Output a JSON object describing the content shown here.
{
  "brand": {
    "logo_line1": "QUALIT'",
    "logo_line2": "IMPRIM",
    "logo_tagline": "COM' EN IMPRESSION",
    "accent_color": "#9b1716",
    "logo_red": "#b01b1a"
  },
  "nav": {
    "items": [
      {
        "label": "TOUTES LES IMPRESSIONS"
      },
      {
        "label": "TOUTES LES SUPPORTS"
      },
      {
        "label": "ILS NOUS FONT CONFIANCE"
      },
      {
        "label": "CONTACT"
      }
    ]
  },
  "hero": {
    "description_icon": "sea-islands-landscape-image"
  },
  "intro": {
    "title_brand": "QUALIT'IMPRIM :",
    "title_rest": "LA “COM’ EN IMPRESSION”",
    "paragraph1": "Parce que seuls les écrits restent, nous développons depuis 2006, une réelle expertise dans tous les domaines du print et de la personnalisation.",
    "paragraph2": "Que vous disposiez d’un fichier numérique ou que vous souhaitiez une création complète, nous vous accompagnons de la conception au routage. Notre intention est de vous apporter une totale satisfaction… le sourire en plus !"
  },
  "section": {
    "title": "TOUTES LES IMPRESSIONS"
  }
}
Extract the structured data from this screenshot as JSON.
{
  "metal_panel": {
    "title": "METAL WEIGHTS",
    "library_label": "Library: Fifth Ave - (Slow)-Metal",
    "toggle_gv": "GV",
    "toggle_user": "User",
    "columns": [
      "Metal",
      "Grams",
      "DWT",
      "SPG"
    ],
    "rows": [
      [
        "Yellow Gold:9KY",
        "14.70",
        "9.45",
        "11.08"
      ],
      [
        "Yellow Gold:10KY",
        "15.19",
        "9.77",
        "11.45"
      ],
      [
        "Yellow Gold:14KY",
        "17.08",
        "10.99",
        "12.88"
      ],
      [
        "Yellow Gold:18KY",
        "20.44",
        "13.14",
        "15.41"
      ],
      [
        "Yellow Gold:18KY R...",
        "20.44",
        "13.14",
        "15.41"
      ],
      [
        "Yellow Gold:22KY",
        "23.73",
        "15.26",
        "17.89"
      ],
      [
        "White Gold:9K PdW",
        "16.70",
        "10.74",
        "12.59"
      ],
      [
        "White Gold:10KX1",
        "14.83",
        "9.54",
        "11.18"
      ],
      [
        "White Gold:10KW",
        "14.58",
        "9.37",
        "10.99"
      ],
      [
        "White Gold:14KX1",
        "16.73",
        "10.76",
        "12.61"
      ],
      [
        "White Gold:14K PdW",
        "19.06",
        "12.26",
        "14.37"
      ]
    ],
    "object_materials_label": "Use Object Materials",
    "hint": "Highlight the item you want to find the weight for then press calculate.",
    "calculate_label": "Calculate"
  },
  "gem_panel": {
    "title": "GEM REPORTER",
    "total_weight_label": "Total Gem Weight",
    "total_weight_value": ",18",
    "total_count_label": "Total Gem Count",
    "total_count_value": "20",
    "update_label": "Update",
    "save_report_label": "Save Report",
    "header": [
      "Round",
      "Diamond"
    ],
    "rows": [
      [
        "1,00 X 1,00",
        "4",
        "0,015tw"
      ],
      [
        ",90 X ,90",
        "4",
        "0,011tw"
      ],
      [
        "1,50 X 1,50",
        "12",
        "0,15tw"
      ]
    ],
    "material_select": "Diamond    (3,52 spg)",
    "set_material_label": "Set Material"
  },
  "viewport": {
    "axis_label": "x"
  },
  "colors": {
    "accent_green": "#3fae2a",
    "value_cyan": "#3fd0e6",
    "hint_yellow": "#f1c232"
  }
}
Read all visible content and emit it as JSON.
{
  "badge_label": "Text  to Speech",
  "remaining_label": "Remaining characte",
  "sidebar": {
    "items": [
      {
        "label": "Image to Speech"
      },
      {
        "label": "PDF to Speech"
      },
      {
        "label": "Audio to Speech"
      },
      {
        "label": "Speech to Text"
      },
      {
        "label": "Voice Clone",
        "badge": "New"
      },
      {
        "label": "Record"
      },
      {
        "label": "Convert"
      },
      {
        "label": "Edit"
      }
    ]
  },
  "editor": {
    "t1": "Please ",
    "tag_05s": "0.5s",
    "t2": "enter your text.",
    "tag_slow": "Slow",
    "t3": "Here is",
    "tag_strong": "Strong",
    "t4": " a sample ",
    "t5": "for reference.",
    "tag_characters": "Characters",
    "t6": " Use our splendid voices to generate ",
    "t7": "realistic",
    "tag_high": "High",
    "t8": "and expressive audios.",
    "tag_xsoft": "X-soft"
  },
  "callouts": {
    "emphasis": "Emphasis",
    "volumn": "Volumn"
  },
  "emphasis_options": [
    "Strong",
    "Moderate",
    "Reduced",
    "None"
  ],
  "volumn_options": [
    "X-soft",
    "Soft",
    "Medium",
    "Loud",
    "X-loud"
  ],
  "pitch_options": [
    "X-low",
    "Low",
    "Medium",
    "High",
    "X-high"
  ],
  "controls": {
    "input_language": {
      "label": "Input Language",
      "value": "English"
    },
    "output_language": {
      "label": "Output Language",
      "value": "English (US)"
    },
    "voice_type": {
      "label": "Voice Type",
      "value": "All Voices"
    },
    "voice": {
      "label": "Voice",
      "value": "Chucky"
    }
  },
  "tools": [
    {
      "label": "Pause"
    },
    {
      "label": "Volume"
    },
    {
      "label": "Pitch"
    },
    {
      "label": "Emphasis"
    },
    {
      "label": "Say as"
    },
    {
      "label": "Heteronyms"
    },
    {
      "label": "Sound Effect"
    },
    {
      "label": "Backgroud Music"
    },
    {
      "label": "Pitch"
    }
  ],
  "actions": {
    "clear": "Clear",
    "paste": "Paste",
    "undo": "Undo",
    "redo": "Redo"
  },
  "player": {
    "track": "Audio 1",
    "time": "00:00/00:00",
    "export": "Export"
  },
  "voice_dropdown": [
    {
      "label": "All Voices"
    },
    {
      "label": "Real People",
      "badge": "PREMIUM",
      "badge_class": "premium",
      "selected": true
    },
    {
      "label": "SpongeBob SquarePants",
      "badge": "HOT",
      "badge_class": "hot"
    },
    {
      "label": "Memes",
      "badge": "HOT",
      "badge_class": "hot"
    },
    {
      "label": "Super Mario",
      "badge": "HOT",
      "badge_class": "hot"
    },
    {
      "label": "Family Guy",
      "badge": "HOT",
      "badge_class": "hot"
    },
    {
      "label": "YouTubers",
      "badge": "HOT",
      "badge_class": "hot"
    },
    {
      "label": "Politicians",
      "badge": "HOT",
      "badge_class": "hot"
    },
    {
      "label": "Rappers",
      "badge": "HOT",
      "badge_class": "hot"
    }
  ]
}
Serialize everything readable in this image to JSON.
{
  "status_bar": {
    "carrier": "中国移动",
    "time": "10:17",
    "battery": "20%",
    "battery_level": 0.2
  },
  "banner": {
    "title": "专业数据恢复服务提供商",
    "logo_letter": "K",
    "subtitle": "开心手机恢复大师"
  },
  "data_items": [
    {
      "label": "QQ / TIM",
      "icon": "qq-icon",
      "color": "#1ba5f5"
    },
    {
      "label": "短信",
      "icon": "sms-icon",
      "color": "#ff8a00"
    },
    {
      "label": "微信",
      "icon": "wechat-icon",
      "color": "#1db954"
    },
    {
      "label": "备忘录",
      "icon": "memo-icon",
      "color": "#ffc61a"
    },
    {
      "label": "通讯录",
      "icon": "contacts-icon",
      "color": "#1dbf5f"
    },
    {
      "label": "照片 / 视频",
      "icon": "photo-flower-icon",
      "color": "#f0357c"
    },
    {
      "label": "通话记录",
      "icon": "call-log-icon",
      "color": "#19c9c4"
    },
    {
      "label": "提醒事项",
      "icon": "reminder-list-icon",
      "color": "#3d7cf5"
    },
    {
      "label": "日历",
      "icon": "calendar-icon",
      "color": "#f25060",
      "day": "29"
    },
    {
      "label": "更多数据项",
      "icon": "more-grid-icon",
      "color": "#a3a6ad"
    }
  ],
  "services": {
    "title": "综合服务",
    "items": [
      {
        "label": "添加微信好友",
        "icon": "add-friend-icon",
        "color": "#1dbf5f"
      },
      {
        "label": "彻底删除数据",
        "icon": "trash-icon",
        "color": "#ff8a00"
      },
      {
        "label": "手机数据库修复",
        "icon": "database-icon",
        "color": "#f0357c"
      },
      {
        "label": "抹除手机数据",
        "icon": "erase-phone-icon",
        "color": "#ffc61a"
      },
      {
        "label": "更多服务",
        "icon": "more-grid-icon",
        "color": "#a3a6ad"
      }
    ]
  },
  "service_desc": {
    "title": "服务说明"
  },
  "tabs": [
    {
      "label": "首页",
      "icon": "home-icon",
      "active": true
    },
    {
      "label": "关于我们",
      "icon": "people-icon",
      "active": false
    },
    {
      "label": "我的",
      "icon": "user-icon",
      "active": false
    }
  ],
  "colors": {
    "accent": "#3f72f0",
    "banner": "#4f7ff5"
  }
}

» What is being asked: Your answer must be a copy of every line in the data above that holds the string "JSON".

» Exercise response:
Output a JSON object describing the content shown here.
Extract the structured data from this screenshot as JSON.
Read all visible content and emit it as JSON.
Serialize everything readable in this image to JSON.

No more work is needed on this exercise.